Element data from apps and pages
- Opening Delimiter -

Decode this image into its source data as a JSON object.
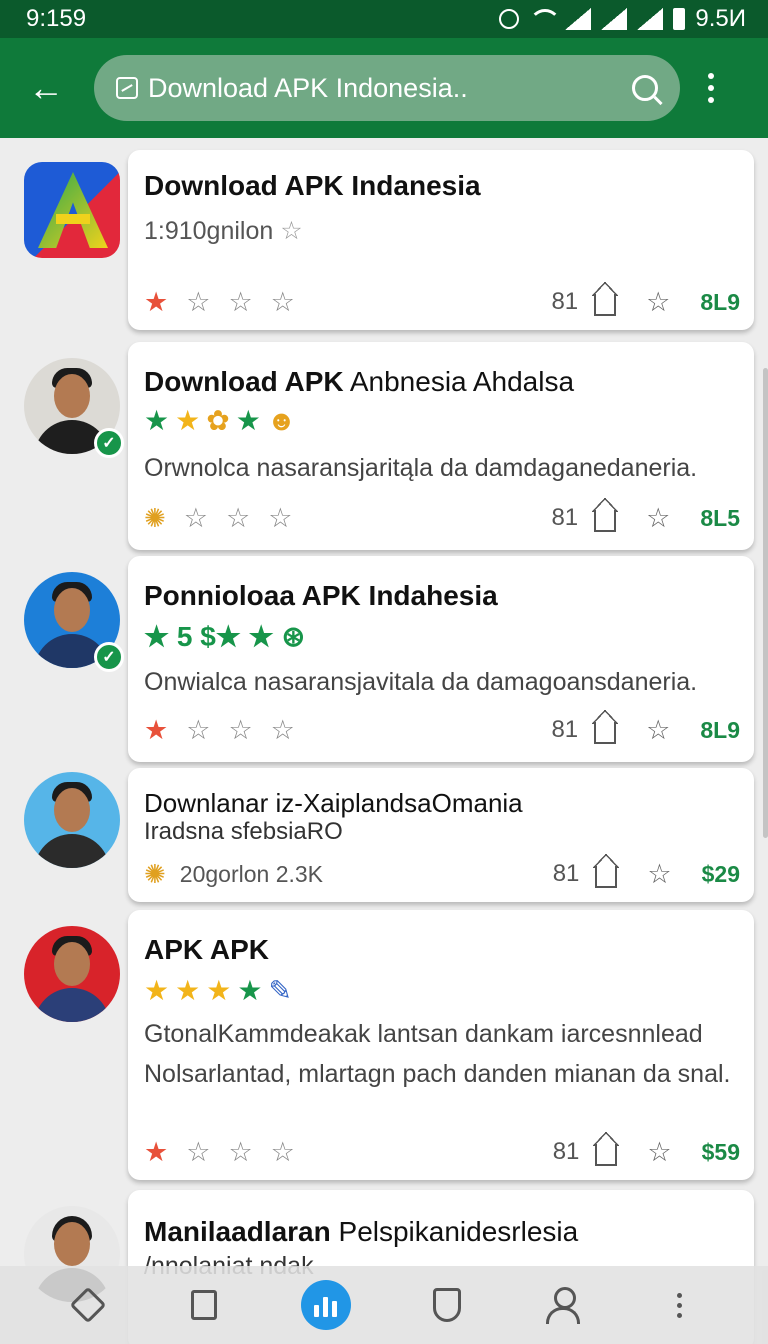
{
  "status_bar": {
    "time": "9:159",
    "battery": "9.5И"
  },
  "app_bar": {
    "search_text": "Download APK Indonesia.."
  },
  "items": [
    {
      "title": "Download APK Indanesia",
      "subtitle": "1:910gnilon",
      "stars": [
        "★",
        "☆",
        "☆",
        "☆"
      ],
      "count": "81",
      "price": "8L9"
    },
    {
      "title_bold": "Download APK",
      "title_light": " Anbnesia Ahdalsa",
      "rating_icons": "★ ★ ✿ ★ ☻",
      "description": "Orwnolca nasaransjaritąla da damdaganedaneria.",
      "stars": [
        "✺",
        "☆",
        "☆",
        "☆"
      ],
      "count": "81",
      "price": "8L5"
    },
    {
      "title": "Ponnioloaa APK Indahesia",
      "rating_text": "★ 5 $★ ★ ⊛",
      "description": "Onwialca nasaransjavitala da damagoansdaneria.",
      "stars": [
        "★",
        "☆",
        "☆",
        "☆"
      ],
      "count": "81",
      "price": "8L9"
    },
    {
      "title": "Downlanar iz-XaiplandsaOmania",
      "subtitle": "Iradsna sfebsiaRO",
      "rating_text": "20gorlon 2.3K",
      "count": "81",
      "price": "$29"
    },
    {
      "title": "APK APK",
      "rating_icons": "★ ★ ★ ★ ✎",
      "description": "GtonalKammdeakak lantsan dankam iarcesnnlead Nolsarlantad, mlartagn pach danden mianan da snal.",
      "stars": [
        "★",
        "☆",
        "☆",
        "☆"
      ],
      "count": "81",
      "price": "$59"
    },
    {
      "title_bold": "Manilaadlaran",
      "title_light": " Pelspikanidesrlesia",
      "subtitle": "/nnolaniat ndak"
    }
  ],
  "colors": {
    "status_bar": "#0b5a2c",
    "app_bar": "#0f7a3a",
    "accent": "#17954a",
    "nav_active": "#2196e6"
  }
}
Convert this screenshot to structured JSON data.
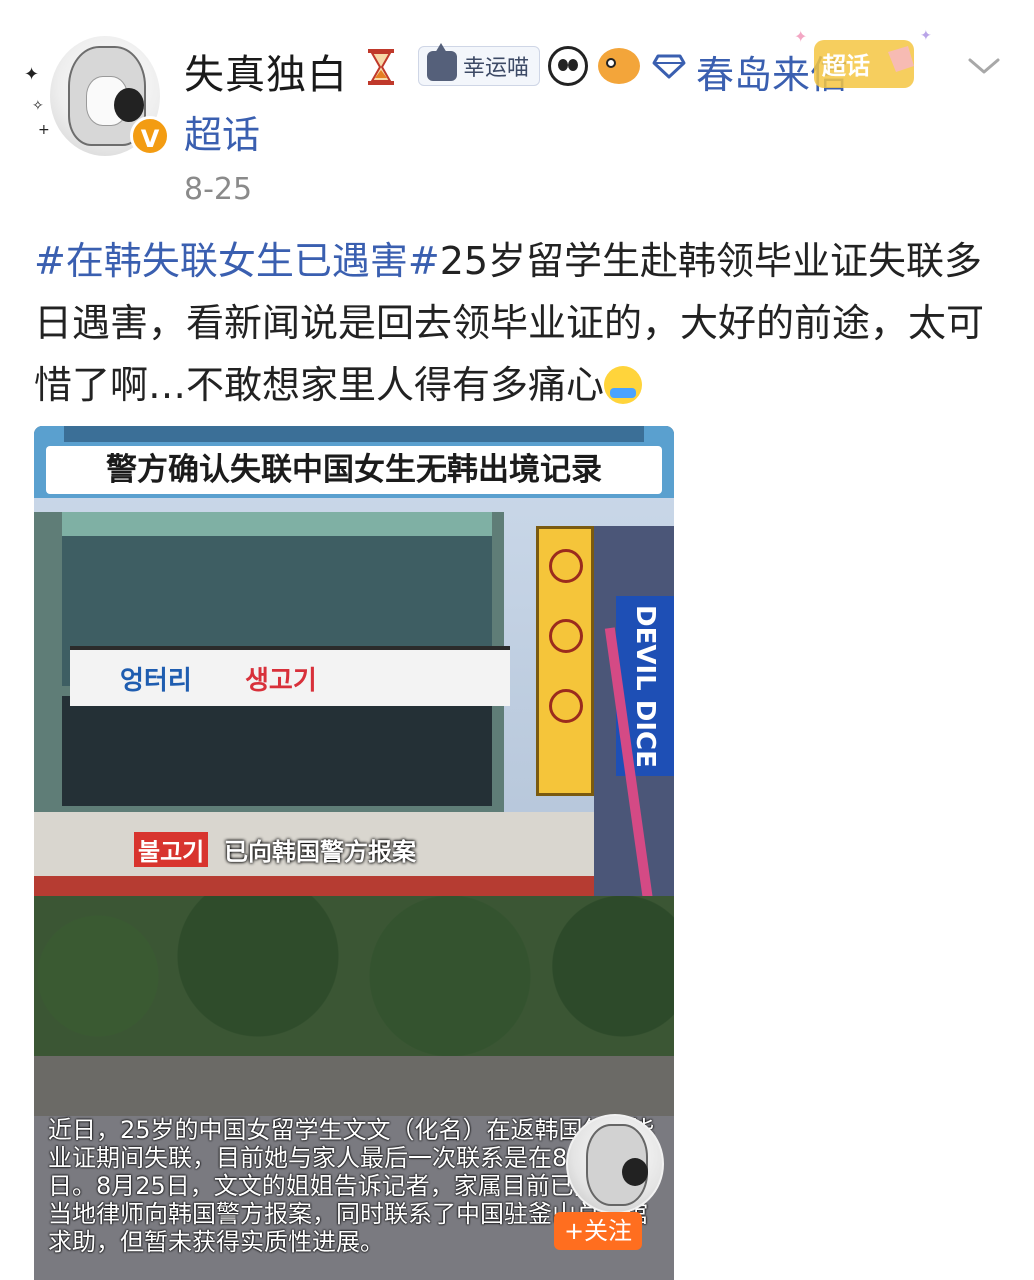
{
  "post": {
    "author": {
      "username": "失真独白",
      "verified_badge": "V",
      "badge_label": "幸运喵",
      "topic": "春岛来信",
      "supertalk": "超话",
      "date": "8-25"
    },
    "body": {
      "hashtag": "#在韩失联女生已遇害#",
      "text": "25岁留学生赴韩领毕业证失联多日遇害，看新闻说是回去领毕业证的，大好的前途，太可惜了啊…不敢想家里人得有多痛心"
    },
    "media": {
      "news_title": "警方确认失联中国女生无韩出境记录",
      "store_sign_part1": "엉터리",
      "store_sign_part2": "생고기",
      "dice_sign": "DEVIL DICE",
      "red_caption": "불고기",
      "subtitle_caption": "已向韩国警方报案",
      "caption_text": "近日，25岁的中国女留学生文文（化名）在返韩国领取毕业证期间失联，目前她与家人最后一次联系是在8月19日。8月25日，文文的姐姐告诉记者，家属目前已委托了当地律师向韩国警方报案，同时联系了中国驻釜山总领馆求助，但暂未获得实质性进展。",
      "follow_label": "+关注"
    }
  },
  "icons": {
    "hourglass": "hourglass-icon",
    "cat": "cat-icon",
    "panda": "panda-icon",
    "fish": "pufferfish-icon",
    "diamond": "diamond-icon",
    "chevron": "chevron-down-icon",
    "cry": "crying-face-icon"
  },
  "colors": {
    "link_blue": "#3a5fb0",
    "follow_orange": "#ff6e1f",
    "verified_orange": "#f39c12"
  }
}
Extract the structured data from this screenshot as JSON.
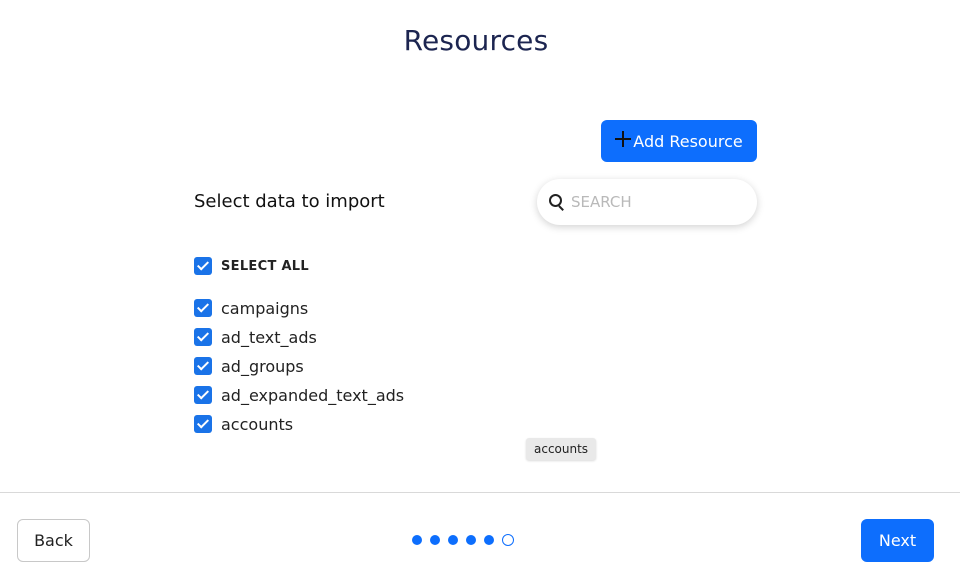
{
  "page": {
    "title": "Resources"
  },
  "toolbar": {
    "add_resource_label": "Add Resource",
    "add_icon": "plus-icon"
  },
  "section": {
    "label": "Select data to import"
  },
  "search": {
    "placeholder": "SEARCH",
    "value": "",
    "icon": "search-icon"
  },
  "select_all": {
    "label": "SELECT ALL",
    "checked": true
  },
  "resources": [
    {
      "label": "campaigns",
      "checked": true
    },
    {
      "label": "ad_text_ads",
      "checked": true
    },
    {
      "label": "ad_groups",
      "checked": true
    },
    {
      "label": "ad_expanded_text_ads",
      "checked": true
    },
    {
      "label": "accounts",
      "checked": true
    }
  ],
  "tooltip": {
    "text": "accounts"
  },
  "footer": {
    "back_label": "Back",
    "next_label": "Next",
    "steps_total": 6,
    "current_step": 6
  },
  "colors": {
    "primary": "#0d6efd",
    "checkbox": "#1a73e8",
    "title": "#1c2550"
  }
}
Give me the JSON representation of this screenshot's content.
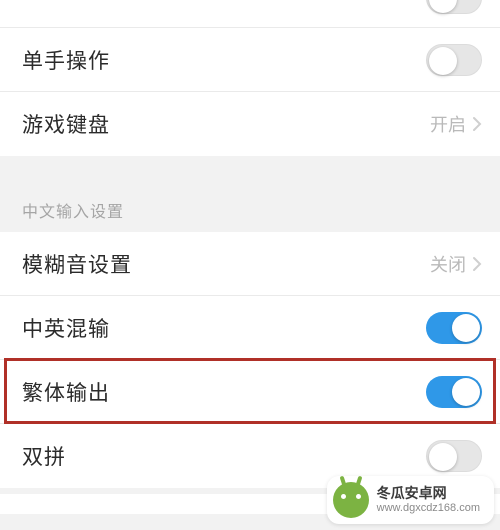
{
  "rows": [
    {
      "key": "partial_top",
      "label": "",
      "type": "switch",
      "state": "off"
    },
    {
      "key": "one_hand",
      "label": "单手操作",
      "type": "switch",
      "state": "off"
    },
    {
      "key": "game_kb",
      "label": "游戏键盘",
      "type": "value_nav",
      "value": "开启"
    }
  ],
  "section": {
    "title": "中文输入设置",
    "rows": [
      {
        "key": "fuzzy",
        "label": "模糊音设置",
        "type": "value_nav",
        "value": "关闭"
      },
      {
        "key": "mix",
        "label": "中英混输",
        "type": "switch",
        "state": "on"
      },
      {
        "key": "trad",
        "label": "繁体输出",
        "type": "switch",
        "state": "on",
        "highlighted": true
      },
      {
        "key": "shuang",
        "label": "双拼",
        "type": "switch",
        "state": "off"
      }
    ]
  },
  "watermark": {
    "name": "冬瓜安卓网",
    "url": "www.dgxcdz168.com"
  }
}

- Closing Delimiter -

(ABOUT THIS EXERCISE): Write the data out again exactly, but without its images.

(ANSWER BELOW):
Decode this image into its source data as a JSON object.
{
  "status_bar": {
    "time": "9:159",
    "battery": "9.5И"
  },
  "app_bar": {
    "search_text": "Download APK Indonesia.."
  },
  "items": [
    {
      "title": "Download APK Indanesia",
      "subtitle": "1:910gnilon",
      "stars": [
        "★",
        "☆",
        "☆",
        "☆"
      ],
      "count": "81",
      "price": "8L9"
    },
    {
      "title_bold": "Download APK",
      "title_light": " Anbnesia Ahdalsa",
      "rating_icons": "★ ★ ✿ ★ ☻",
      "description": "Orwnolca nasaransjaritąla da damdaganedaneria.",
      "stars": [
        "✺",
        "☆",
        "☆",
        "☆"
      ],
      "count": "81",
      "price": "8L5"
    },
    {
      "title": "Ponnioloaa APK Indahesia",
      "rating_text": "★ 5 $★ ★ ⊛",
      "description": "Onwialca nasaransjavitala da damagoansdaneria.",
      "stars": [
        "★",
        "☆",
        "☆",
        "☆"
      ],
      "count": "81",
      "price": "8L9"
    },
    {
      "title": "Downlanar iz-XaiplandsaOmania",
      "subtitle": "Iradsna sfebsiaRO",
      "rating_text": "20gorlon 2.3K",
      "count": "81",
      "price": "$29"
    },
    {
      "title": "APK APK",
      "rating_icons": "★ ★ ★ ★ ✎",
      "description": "GtonalKammdeakak lantsan dankam iarcesnnlead Nolsarlantad, mlartagn pach danden mianan da snal.",
      "stars": [
        "★",
        "☆",
        "☆",
        "☆"
      ],
      "count": "81",
      "price": "$59"
    },
    {
      "title_bold": "Manilaadlaran",
      "title_light": " Pelspikanidesrlesia",
      "subtitle": "/nnolaniat ndak"
    }
  ],
  "colors": {
    "status_bar": "#0b5a2c",
    "app_bar": "#0f7a3a",
    "accent": "#17954a",
    "nav_active": "#2196e6"
  }
}
Convert this screenshot to structured JSON data.
{
  "post": {
    "author": {
      "username": "失真独白",
      "verified_badge": "V",
      "badge_label": "幸运喵",
      "topic": "春岛来信",
      "supertalk": "超话",
      "date": "8-25"
    },
    "body": {
      "hashtag": "#在韩失联女生已遇害#",
      "text": "25岁留学生赴韩领毕业证失联多日遇害，看新闻说是回去领毕业证的，大好的前途，太可惜了啊…不敢想家里人得有多痛心"
    },
    "media": {
      "news_title": "警方确认失联中国女生无韩出境记录",
      "store_sign_part1": "엉터리",
      "store_sign_part2": "생고기",
      "dice_sign": "DEVIL DICE",
      "red_caption": "불고기",
      "subtitle_caption": "已向韩国警方报案",
      "caption_text": "近日，25岁的中国女留学生文文（化名）在返韩国领取毕业证期间失联，目前她与家人最后一次联系是在8月19日。8月25日，文文的姐姐告诉记者，家属目前已委托了当地律师向韩国警方报案，同时联系了中国驻釜山总领馆求助，但暂未获得实质性进展。",
      "follow_label": "+关注"
    }
  },
  "icons": {
    "hourglass": "hourglass-icon",
    "cat": "cat-icon",
    "panda": "panda-icon",
    "fish": "pufferfish-icon",
    "diamond": "diamond-icon",
    "chevron": "chevron-down-icon",
    "cry": "crying-face-icon"
  },
  "colors": {
    "link_blue": "#3a5fb0",
    "follow_orange": "#ff6e1f",
    "verified_orange": "#f39c12"
  }
}
Extract the structured data from this screenshot as JSON.
{
  "page": {
    "title": "Resources"
  },
  "toolbar": {
    "add_resource_label": "Add Resource",
    "add_icon": "plus-icon"
  },
  "section": {
    "label": "Select data to import"
  },
  "search": {
    "placeholder": "SEARCH",
    "value": "",
    "icon": "search-icon"
  },
  "select_all": {
    "label": "SELECT ALL",
    "checked": true
  },
  "resources": [
    {
      "label": "campaigns",
      "checked": true
    },
    {
      "label": "ad_text_ads",
      "checked": true
    },
    {
      "label": "ad_groups",
      "checked": true
    },
    {
      "label": "ad_expanded_text_ads",
      "checked": true
    },
    {
      "label": "accounts",
      "checked": true
    }
  ],
  "tooltip": {
    "text": "accounts"
  },
  "footer": {
    "back_label": "Back",
    "next_label": "Next",
    "steps_total": 6,
    "current_step": 6
  },
  "colors": {
    "primary": "#0d6efd",
    "checkbox": "#1a73e8",
    "title": "#1c2550"
  }
}
Give me the JSON representation of this screenshot's content.
{
  "rows": [
    {
      "key": "partial_top",
      "label": "",
      "type": "switch",
      "state": "off"
    },
    {
      "key": "one_hand",
      "label": "单手操作",
      "type": "switch",
      "state": "off"
    },
    {
      "key": "game_kb",
      "label": "游戏键盘",
      "type": "value_nav",
      "value": "开启"
    }
  ],
  "section": {
    "title": "中文输入设置",
    "rows": [
      {
        "key": "fuzzy",
        "label": "模糊音设置",
        "type": "value_nav",
        "value": "关闭"
      },
      {
        "key": "mix",
        "label": "中英混输",
        "type": "switch",
        "state": "on"
      },
      {
        "key": "trad",
        "label": "繁体输出",
        "type": "switch",
        "state": "on",
        "highlighted": true
      },
      {
        "key": "shuang",
        "label": "双拼",
        "type": "switch",
        "state": "off"
      }
    ]
  },
  "watermark": {
    "name": "冬瓜安卓网",
    "url": "www.dgxcdz168.com"
  }
}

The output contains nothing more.